There are enemies in the game, which you will encounter on several levels. But the developer says that combat isn’t the main focus of gameplay. The objective of the level you’re in will also determine if you should engage your foes or avoid them. Actually, the enemies themselves also vary from being docile to aggressive. As stated before, there are also other characters in the game, whom you’ll encounter during the cutscenes. There’s quite the cast as well, including, Adam the First Man, Cain the First Murderer, Mammon the First Thief and Belial the First Enslaver.
Lucifer’s Mask Features A Very Retro Art-Style
The art-style of Lucifer’s Mask is very colorful, with sharp, defined lines. The character designs were created by concept artist, Jonas Jerde. He worked with the developer to create Lucifer, Cain, and the rest of the cast. From there, Peter drew inspiration from various sources for the environments, including Mad Max, The Legend of Zelda: Wind Waker and live concerts from bands like Muse. “I did a lot of experimentation on what materials and shaders to use until the style evolved into what you see now,” he said. “From an animation perspective, I was strongly influenced by Strider and Metroid Prime. Both of those titles have main characters that have a wide variety of animations for traversal and combat while preserving an unmistakable feel.”

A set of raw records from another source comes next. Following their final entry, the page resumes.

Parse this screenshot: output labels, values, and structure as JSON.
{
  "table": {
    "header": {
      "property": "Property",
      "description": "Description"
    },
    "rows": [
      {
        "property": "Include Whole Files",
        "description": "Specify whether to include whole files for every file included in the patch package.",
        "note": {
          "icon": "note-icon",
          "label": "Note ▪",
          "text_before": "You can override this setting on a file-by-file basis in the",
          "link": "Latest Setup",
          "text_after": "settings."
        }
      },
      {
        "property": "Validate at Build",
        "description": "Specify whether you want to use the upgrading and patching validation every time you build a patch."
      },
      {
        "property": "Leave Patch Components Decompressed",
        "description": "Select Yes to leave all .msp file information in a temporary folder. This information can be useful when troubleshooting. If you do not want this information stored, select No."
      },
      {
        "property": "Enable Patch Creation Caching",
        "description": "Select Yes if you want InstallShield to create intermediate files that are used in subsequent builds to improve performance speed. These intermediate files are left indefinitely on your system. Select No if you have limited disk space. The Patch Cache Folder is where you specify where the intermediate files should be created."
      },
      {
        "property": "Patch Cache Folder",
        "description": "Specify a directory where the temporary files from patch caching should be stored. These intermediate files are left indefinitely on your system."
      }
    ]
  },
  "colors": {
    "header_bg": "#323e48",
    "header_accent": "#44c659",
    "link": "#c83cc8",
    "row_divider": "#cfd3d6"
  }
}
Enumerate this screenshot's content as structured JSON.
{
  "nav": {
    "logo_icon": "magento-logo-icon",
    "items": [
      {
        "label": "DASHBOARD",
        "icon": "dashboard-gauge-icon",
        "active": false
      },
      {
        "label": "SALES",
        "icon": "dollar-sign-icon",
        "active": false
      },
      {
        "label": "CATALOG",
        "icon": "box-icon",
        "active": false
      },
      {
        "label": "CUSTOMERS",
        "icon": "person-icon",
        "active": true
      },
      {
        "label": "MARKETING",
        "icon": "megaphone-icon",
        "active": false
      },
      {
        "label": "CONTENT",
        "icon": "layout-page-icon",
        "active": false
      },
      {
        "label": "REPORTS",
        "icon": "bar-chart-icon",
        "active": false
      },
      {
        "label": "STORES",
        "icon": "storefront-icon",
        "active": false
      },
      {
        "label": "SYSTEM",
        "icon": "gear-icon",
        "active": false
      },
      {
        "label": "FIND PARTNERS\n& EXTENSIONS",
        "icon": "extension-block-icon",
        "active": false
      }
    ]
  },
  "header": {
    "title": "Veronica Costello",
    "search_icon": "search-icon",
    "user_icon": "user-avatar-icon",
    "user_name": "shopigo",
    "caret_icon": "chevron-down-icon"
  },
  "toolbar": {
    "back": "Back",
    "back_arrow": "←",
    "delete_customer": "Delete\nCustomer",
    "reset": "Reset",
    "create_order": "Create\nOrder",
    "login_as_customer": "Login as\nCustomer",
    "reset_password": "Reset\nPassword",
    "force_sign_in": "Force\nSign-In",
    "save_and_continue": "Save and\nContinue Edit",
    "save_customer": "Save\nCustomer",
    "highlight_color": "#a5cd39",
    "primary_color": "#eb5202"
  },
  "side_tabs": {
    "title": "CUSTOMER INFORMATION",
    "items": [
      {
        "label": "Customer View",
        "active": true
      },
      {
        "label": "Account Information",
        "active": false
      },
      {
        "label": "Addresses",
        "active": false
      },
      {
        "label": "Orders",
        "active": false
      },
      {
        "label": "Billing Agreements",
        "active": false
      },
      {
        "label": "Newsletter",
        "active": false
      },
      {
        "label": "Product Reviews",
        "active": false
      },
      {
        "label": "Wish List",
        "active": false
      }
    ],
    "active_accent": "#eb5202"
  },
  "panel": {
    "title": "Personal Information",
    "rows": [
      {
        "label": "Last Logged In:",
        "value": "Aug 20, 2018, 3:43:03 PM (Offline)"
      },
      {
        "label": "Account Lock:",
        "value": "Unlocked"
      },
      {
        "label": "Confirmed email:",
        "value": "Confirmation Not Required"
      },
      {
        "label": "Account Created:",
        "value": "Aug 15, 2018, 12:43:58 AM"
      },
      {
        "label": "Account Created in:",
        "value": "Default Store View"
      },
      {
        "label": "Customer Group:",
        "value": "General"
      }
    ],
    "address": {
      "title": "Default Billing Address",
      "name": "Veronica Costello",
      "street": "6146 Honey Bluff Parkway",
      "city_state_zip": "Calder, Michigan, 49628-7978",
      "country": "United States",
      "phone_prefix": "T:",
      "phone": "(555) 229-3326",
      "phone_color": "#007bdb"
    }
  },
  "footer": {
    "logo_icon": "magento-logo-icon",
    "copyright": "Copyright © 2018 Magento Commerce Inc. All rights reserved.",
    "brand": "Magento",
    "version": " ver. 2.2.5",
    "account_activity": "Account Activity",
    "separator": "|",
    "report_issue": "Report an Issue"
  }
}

Lucifer’s Mask Gameplay
So when I asked Peter exactly how the controls work, since it seems hard to imagine a platformer without controls, he had the following answer, “The controls are something I’m really excited about. One thing I’ve observed is that people new to VR (gamers and non-gamers alike) can become overwhelmed when you ask them to learn controller mapping with a dual stick control. So in my mind, simplicity and intuitiveness were key. The constraints I gave myself were to only use head tracking and double tapping or holding the touchpad.”
One thing Peter did reveal is that Lucifer is injured severely in the beginning of the game and it affects her (yes her) ability to fly. So you are constantly gliding within the game, but you will also need to find alternative methods of gaining elevation to avoid death. When you fly (which makes the game switch to third person view), Lucifer is moved left and right whenever you look in either direction. To gain elevation (at the cost of stamina), you can double tap the touchpad. Lucifer also dives when you look down, which serves the purpose of helping you gain speed and regain stamina.
By holding down the touchpad you can switch to first person view. This allows you to look around, attack enemies and manipulate certain parts of the environment. There are more ways in which you can control the way you move in the game. Like when you’re sprinting on a runnable surface or running along a wall. But the game’s tutorial serves well to explain all of that in detail.
Here’s a video that shows how the gameplay controls work:
Any Motion Sickness To Be Expected? Hell No!
When asked if motion sickness might be a problem in his game, he said, “I’m not worried about motion sickness since I employ several methods to keep the player comfortable. For instance, in cutscenes I fade to black between most camera movements and during gameplay, you’re constantly moving forward. Also, the main menu, level intros and outros use an airship as a “north star” for the player to orient themselves.”
Lucifer’s Mask was originally scheduled for a March 2017 release, but the developer has pushed the release back somewhat to simply “Spring 2017”. There’s also no final decision on the price point yet. But Peter says that it will be below $10. We’ll keep you up to date on any additional news on Lucifer’s Mask, as well as a final release date.
What’s your opinion about the theme of this game? It certainly makes for an interesting subject.